*Source data:*
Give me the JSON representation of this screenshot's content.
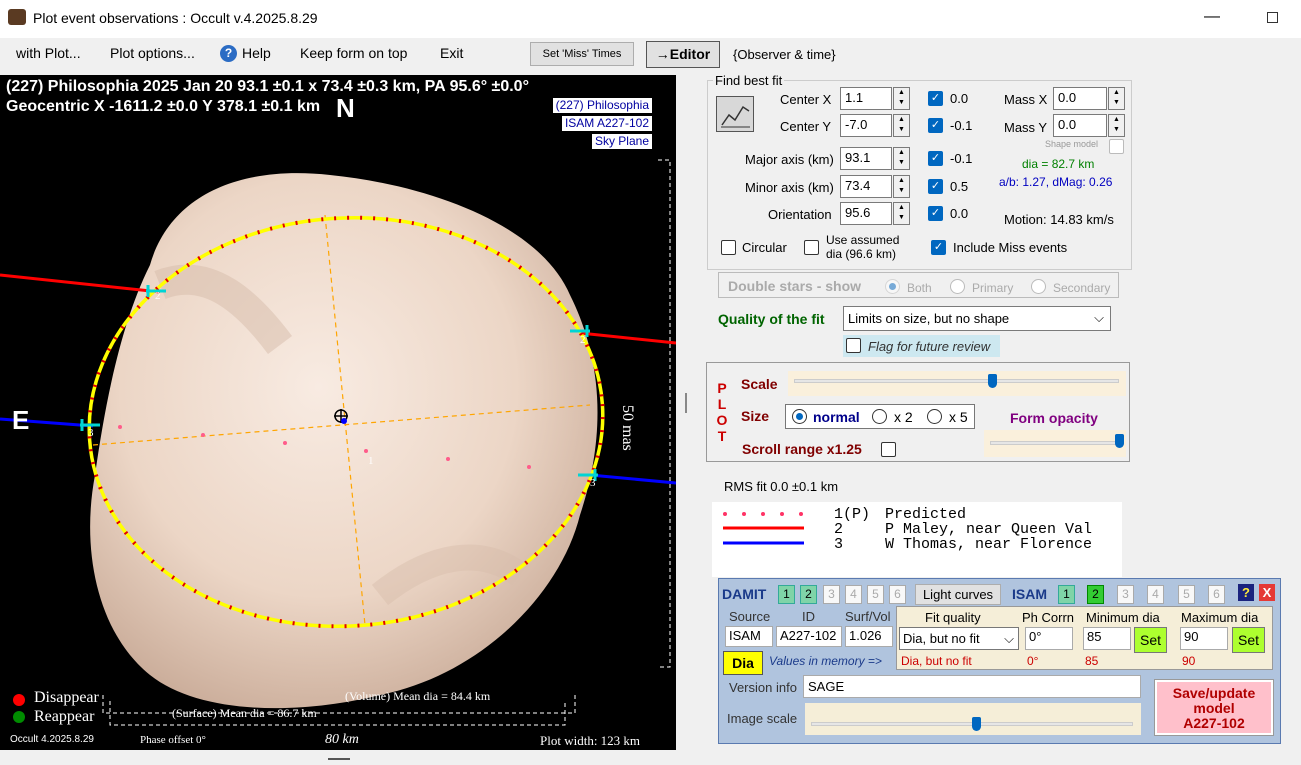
{
  "window": {
    "title": "Plot event observations : Occult v.4.2025.8.29",
    "min_icon": "minimize-icon",
    "max_icon": "maximize-icon"
  },
  "menu": {
    "with_plot": "with Plot...",
    "plot_options": "Plot options...",
    "help": "Help",
    "keep_on_top": "Keep form on top",
    "exit": "Exit",
    "set_miss_times": "Set 'Miss' Times",
    "editor": "→Editor",
    "observer_time": "{Observer & time}"
  },
  "plot": {
    "header1": "(227) Philosophia  2025 Jan 20  93.1 ±0.1 x 73.4 ±0.3 km, PA 95.6° ±0.0°",
    "header2": "Geocentric  X  -1611.2 ±0.0  Y 378.1 ±0.1 km",
    "north": "N",
    "east": "E",
    "legend": [
      "(227) Philosophia",
      "ISAM A227-102",
      "Sky Plane"
    ],
    "scale_label": "50 mas",
    "chord_labels": [
      "2",
      "2",
      "3",
      "3",
      "1"
    ],
    "disappear": "Disappear",
    "reappear": "Reappear",
    "volume_dia": "(Volume) Mean dia = 84.4 km",
    "surface_dia": "(Surface) Mean dia = 86.7 km",
    "version": "Occult 4.2025.8.29",
    "phase_offset": "Phase offset 0°",
    "scalebar": "80 km",
    "plot_width": "Plot width: 123 km",
    "colors": {
      "ellipse": "#ffff00",
      "chord_p_maley": "#ff0000",
      "chord_w_thomas": "#0000ff",
      "predicted": "#ff3366"
    }
  },
  "fit": {
    "group_title": "Find best fit",
    "center_x_label": "Center X",
    "center_x": "1.1",
    "center_x_delta": "0.0",
    "center_y_label": "Center Y",
    "center_y": "-7.0",
    "center_y_delta": "-0.1",
    "major_label": "Major axis (km)",
    "major": "93.1",
    "major_delta": "-0.1",
    "minor_label": "Minor axis (km)",
    "minor": "73.4",
    "minor_delta": "0.5",
    "orient_label": "Orientation",
    "orient": "95.6",
    "orient_delta": "0.0",
    "mass_x_label": "Mass X",
    "mass_x": "0.0",
    "mass_y_label": "Mass Y",
    "mass_y": "0.0",
    "shape_model": "Shape model",
    "dia": "dia = 82.7 km",
    "ab": "a/b: 1.27, dMag: 0.26",
    "motion": "Motion: 14.83 km/s",
    "circular": "Circular",
    "use_assumed": "Use assumed",
    "use_assumed2": "dia (96.6 km)",
    "include_miss": "Include Miss events",
    "double_stars": "Double stars - show",
    "both": "Both",
    "primary": "Primary",
    "secondary": "Secondary",
    "quality_label": "Quality of the fit",
    "quality_value": "Limits on size, but no shape",
    "flag_review": "Flag for future review"
  },
  "plotpanel": {
    "plot_letters": [
      "P",
      "L",
      "O",
      "T"
    ],
    "scale": "Scale",
    "scale_level": 0.6,
    "size": "Size",
    "normal": "normal",
    "x2": "x 2",
    "x5": "x 5",
    "form_opacity": "Form opacity",
    "opacity_level": 0.98,
    "scroll_range": "Scroll range x1.25"
  },
  "rms": "RMS fit 0.0 ±0.1 km",
  "chords": [
    {
      "num": "1(P)",
      "name": "Predicted",
      "color": "#ff3366"
    },
    {
      "num": "2",
      "name": "P Maley, near Queen Val",
      "color": "#ff0000"
    },
    {
      "num": "3",
      "name": "W Thomas, near Florence",
      "color": "#0000ff"
    }
  ],
  "shape": {
    "damit": "DAMIT",
    "damit_nums": [
      "1",
      "2",
      "3",
      "4",
      "5",
      "6"
    ],
    "light_curves": "Light curves",
    "isam": "ISAM",
    "isam_nums": [
      "1",
      "2",
      "3",
      "4",
      "5",
      "6"
    ],
    "help_q": "?",
    "close_x": "X",
    "source_h": "Source",
    "id_h": "ID",
    "surfvol_h": "Surf/Vol",
    "source": "ISAM",
    "id": "A227-102",
    "surfvol": "1.026",
    "fitq_h": "Fit quality",
    "phcorr_h": "Ph Corrn",
    "mindia_h": "Minimum dia",
    "maxdia_h": "Maximum dia",
    "fitq": "Dia, but no fit",
    "phcorr": "0°",
    "mindia": "85",
    "maxdia": "90",
    "set": "Set",
    "dia_btn": "Dia",
    "values_mem": "Values in memory =>",
    "mem_fitq": "Dia, but no fit",
    "mem_ph": "0°",
    "mem_min": "85",
    "mem_max": "90",
    "version_label": "Version info",
    "version": "SAGE",
    "image_scale": "Image scale",
    "image_scale_level": 0.5,
    "save_btn": "Save/update model A227-102",
    "save1": "Save/update",
    "save2": "model",
    "save3": "A227-102"
  }
}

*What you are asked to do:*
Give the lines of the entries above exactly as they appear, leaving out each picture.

*Result for this task:*
Give me the JSON representation of this screenshot's content.
{
  "window": {
    "title": "Plot event observations : Occult v.4.2025.8.29",
    "min_icon": "minimize-icon",
    "max_icon": "maximize-icon"
  },
  "menu": {
    "with_plot": "with Plot...",
    "plot_options": "Plot options...",
    "help": "Help",
    "keep_on_top": "Keep form on top",
    "exit": "Exit",
    "set_miss_times": "Set 'Miss' Times",
    "editor": "→Editor",
    "observer_time": "{Observer & time}"
  },
  "plot": {
    "header1": "(227) Philosophia  2025 Jan 20  93.1 ±0.1 x 73.4 ±0.3 km, PA 95.6° ±0.0°",
    "header2": "Geocentric  X  -1611.2 ±0.0  Y 378.1 ±0.1 km",
    "north": "N",
    "east": "E",
    "legend": [
      "(227) Philosophia",
      "ISAM A227-102",
      "Sky Plane"
    ],
    "scale_label": "50 mas",
    "chord_labels": [
      "2",
      "2",
      "3",
      "3",
      "1"
    ],
    "disappear": "Disappear",
    "reappear": "Reappear",
    "volume_dia": "(Volume) Mean dia = 84.4 km",
    "surface_dia": "(Surface) Mean dia = 86.7 km",
    "version": "Occult 4.2025.8.29",
    "phase_offset": "Phase offset 0°",
    "scalebar": "80 km",
    "plot_width": "Plot width: 123 km",
    "colors": {
      "ellipse": "#ffff00",
      "chord_p_maley": "#ff0000",
      "chord_w_thomas": "#0000ff",
      "predicted": "#ff3366"
    }
  },
  "fit": {
    "group_title": "Find best fit",
    "center_x_label": "Center X",
    "center_x": "1.1",
    "center_x_delta": "0.0",
    "center_y_label": "Center Y",
    "center_y": "-7.0",
    "center_y_delta": "-0.1",
    "major_label": "Major axis (km)",
    "major": "93.1",
    "major_delta": "-0.1",
    "minor_label": "Minor axis (km)",
    "minor": "73.4",
    "minor_delta": "0.5",
    "orient_label": "Orientation",
    "orient": "95.6",
    "orient_delta": "0.0",
    "mass_x_label": "Mass X",
    "mass_x": "0.0",
    "mass_y_label": "Mass Y",
    "mass_y": "0.0",
    "shape_model": "Shape model",
    "dia": "dia = 82.7 km",
    "ab": "a/b: 1.27, dMag: 0.26",
    "motion": "Motion: 14.83 km/s",
    "circular": "Circular",
    "use_assumed": "Use assumed",
    "use_assumed2": "dia (96.6 km)",
    "include_miss": "Include Miss events",
    "double_stars": "Double stars - show",
    "both": "Both",
    "primary": "Primary",
    "secondary": "Secondary",
    "quality_label": "Quality of the fit",
    "quality_value": "Limits on size, but no shape",
    "flag_review": "Flag for future review"
  },
  "plotpanel": {
    "plot_letters": [
      "P",
      "L",
      "O",
      "T"
    ],
    "scale": "Scale",
    "scale_level": 0.6,
    "size": "Size",
    "normal": "normal",
    "x2": "x 2",
    "x5": "x 5",
    "form_opacity": "Form opacity",
    "opacity_level": 0.98,
    "scroll_range": "Scroll range x1.25"
  },
  "rms": "RMS fit 0.0 ±0.1 km",
  "chords": [
    {
      "num": "1(P)",
      "name": "Predicted",
      "color": "#ff3366"
    },
    {
      "num": "2",
      "name": "P Maley, near Queen Val",
      "color": "#ff0000"
    },
    {
      "num": "3",
      "name": "W Thomas, near Florence",
      "color": "#0000ff"
    }
  ],
  "shape": {
    "damit": "DAMIT",
    "damit_nums": [
      "1",
      "2",
      "3",
      "4",
      "5",
      "6"
    ],
    "light_curves": "Light curves",
    "isam": "ISAM",
    "isam_nums": [
      "1",
      "2",
      "3",
      "4",
      "5",
      "6"
    ],
    "help_q": "?",
    "close_x": "X",
    "source_h": "Source",
    "id_h": "ID",
    "surfvol_h": "Surf/Vol",
    "source": "ISAM",
    "id": "A227-102",
    "surfvol": "1.026",
    "fitq_h": "Fit quality",
    "phcorr_h": "Ph Corrn",
    "mindia_h": "Minimum dia",
    "maxdia_h": "Maximum dia",
    "fitq": "Dia, but no fit",
    "phcorr": "0°",
    "mindia": "85",
    "maxdia": "90",
    "set": "Set",
    "dia_btn": "Dia",
    "values_mem": "Values in memory =>",
    "mem_fitq": "Dia, but no fit",
    "mem_ph": "0°",
    "mem_min": "85",
    "mem_max": "90",
    "version_label": "Version info",
    "version": "SAGE",
    "image_scale": "Image scale",
    "image_scale_level": 0.5,
    "save_btn": "Save/update model A227-102",
    "save1": "Save/update",
    "save2": "model",
    "save3": "A227-102"
  }
}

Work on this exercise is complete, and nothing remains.